10x50 Action EX 10×50 Action EX

So, in my usual Solomonic wisdom, I offer this advice: Both. I’d get a decent-quality pair of very compact binoculars for general-purpose viewing (i.e., scanning the Lamar Valley hillsides for signs of a pack), then purchase a spotting scope and tripod for extended, detailed viewing over long distances.

For instance, Steiner’s 8×22 Predator binoculars offer above- average optics and waterproof construction for about $150—a very good buy (www.steiner-binoculars.com). And they fit easily into a pocket. The only time they might let you down a little is during dawn or dusk viewing, as the lens diameter is slightly narrow, so less light hits the eye. But most compact binocs run between 22 and 25 millimeters for lens diameter, and you don’t gain much by going to a slightly wider lens. The option is to get a pair of full-sized binoculars such as Nikon’s 10×50 Action EX binoculars ($180; www.nikonusa.com). But those might be more than you want to lug around.

For a scope, the Bushnell Browning 65-millimeter ED scope offers an eyepiece with 15 to 45x zoom capability and waterproof construction. And it comes with a tabletop tripod. Price is $400 (www.bushnell.com), so even if you buy a pair of binoculars you’re still within your price range. Fujinon’s Super 60 scope offers fabulous optics and a fixed magnification of 25 power. And, it’s available in either angled or straight-through design, depending on your preference (the angled view lets you tilt your head forward to look slightly down into the eyepiece—perhaps more comfortable for extended wolf-watching). Cost is $500 (www.fujinon.com). It’ll need a tripod; Bogen’s 718B is a fine lightweight tripod for only $90, and comes with a three-way tilt head (www.bogenimaging.us). Might sound like a lot, but the Fujinon/Steiners/Bogen goodie bag comes in at about $750, so you’re right on target=!

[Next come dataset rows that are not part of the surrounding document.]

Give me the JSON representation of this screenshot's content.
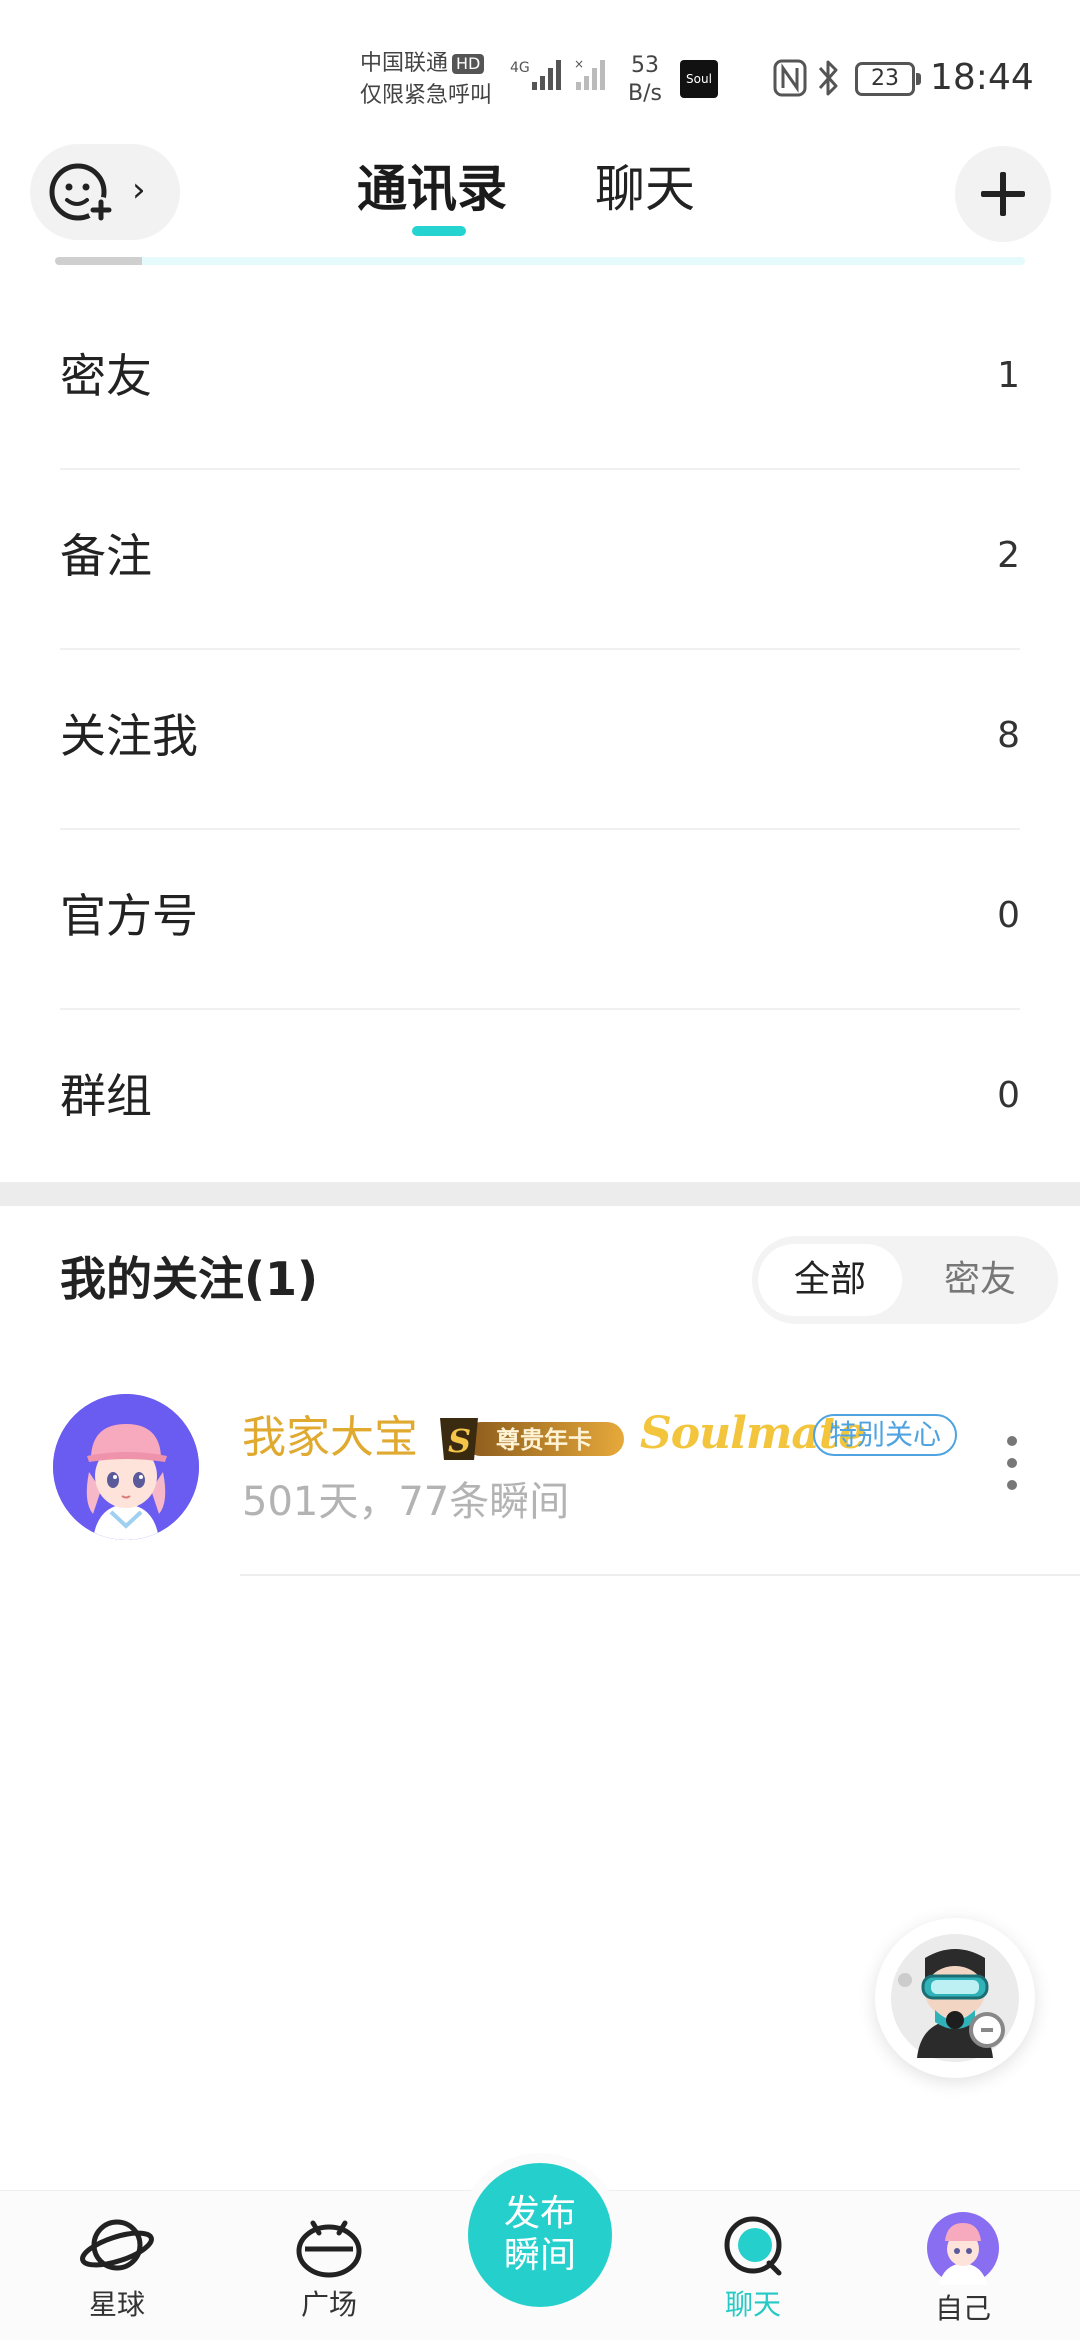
{
  "status_bar": {
    "carrier_line1": "中国联通",
    "carrier_badge": "HD",
    "carrier_line2": "仅限紧急呼叫",
    "network_type": "4G",
    "speed_value": "53",
    "speed_unit": "B/s",
    "app_icon_text": "Soul",
    "battery_level": "23",
    "time": "18:44"
  },
  "header": {
    "tabs": [
      {
        "label": "通讯录",
        "active": true
      },
      {
        "label": "聊天",
        "active": false
      }
    ],
    "chevron": "›"
  },
  "contact_categories": [
    {
      "label": "密友",
      "count": "1"
    },
    {
      "label": "备注",
      "count": "2"
    },
    {
      "label": "关注我",
      "count": "8"
    },
    {
      "label": "官方号",
      "count": "0"
    },
    {
      "label": "群组",
      "count": "0"
    }
  ],
  "following": {
    "title": "我的关注(1)",
    "filters": [
      {
        "label": "全部",
        "selected": true
      },
      {
        "label": "密友",
        "selected": false
      }
    ],
    "users": [
      {
        "name": "我家大宝",
        "vip_badge": "尊贵年卡",
        "vip_badge_letter": "S",
        "soulmate_tag": "Soulmate",
        "care_tag": "特别关心",
        "subtitle": "501天，77条瞬间"
      }
    ]
  },
  "bottom_nav": {
    "items": [
      {
        "label": "星球",
        "icon": "planet-icon",
        "active": false
      },
      {
        "label": "广场",
        "icon": "square-icon",
        "active": false
      },
      {
        "label": "聊天",
        "icon": "chat-icon",
        "active": true
      },
      {
        "label": "自己",
        "icon": "profile-avatar",
        "active": false
      }
    ],
    "publish_line1": "发布",
    "publish_line2": "瞬间"
  },
  "colors": {
    "accent": "#25d0cc",
    "username": "#e0a92f",
    "soulmate": "#f2c53d",
    "care_tag": "#4ea3e0"
  }
}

Make things clearer by checking out Outside Online’s Binoculars Buying Guide.

From Outside Magazine, April/May 2021 Lead Photo: courtesy, Nikon